Also, note how many potential avenues of rehabilitation are cut off by the established Eddorian biology. You can’t try to raise them from infancy in a nurturing environment because they’re born with all the memories of their ‘parent.’ Addressing the problem on even the genetic level is extremely problematic, ethics aside, partly because of the clonal reproduction and partly because even countless generations have been shown to be insufficient to shed ancestral behaviors.
While not essentially bloodthirsty—that is, not loving bloodshed for its own sweet sake—they were no more averse to blood-letting than they were in favor of it. Any amount of killing which would or which might advance an Eddorian toward his goal was commendable; useless slaughter was frowned upon, not because it was slaughter, but because it was useless—and hence inefficient.
There’s the only example of one of their positive traits mitigating their negative ones.
And, instead of the multiplicity of goals sought by the various entities of any race of Civilization, each and every Eddorian had only one. The same one: power. Power! P-O-W-E-R!!
In that ‘each and every Eddorian’ we have a repetition of the species-wide applicability of this description.
So, we’ve been presented with an inherently and incorrigibly evil species, and that’s a very unfortunate thing to include in any fiction because it leads to discussions about how genocide may be an appropriate response. To this day, fiction fans have discussions about orcs and Daleks that are horrifyingly similar to discussions that white supremacists have about their non-fictional hated peoples. Daleks and Eddorians are at least alien enough to not have children or civilians, so they escape some of the more distasteful angles of debate.
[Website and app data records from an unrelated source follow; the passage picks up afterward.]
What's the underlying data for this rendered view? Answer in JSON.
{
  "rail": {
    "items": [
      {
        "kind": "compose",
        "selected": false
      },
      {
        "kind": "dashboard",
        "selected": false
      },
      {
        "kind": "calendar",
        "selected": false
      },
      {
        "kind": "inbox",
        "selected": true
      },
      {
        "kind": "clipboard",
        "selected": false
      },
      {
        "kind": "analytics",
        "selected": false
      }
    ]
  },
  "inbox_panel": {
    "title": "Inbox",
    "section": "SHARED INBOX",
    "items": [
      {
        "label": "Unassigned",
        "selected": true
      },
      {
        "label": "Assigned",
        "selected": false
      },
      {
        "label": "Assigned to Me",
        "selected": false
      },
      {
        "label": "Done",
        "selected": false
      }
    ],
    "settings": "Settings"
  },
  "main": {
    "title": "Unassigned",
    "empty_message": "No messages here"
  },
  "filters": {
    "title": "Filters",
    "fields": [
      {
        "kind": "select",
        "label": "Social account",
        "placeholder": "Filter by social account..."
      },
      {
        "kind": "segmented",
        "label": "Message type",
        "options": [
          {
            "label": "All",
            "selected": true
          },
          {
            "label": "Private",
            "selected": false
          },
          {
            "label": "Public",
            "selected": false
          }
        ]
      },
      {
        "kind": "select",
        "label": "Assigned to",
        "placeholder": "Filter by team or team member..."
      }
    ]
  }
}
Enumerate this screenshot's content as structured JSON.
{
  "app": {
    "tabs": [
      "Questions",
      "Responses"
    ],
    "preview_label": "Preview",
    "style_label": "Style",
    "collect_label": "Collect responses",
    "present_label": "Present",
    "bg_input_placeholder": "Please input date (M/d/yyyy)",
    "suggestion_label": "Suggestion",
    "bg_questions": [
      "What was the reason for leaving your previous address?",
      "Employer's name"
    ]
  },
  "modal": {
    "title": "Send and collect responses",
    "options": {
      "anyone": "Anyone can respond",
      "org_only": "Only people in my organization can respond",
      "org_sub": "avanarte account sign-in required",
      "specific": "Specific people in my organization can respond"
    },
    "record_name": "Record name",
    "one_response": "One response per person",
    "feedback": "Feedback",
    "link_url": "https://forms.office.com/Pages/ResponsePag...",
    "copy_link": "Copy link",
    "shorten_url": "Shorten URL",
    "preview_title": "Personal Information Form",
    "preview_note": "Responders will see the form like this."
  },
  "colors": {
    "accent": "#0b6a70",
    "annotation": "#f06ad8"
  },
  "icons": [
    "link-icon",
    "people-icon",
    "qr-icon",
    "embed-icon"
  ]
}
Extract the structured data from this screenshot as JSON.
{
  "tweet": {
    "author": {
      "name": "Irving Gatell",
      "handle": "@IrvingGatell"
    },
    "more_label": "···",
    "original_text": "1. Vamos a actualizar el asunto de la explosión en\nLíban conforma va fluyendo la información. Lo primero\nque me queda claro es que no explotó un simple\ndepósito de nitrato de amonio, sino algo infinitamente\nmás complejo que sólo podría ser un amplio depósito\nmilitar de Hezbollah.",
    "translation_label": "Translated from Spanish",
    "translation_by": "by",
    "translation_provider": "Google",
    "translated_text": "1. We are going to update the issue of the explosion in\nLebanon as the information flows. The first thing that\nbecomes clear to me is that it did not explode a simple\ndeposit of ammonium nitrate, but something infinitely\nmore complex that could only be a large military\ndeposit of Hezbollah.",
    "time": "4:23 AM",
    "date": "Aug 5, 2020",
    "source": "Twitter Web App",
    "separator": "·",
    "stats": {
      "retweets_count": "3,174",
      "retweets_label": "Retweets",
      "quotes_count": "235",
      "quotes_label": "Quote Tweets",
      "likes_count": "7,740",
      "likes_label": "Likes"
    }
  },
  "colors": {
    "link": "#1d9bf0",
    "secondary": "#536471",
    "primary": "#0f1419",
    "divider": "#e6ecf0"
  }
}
Since Eddore was peopled originally by various races, perhaps as similar to each other as are the various human races of Earth, it is understandable that the early history of the planet—while it was still in its own space, that is—was one of continuous and ages-long war.
Emphases mine. So in about 1200 words of the story, we have the word ‘race’ being used to distinguish both the explicitly extremely different alien species of Arisia and Eddore, and also being used to distinguish the ‘human races’ of Earth. This isn’t a case of more sensitive language not existing at the time, terms like ‘peoples’ had been in use since the 1500s. It’s also not a case of less prejudiced viewpoints not existing at the time, there were many who held that racial differences were cosmetic and/or social long before that was scientifically confirmed.
Now, I don’t know how racist the author was or wasn’t, but it’s clear that his context for thinking (and writing) about race was pretty toxic. Which isn’t at all surprising because, y’know, 1930’s-40’s America. The past approximately eighty years had involved a lot of bogus science desperately trying to justify American and European imperialism (and American slavery) by dehumanizing non-whites, and that was only the scholastic arm of the enormous swell of grassroots prejudice. It is that context which is one of the great problematic elements of the Lensman story.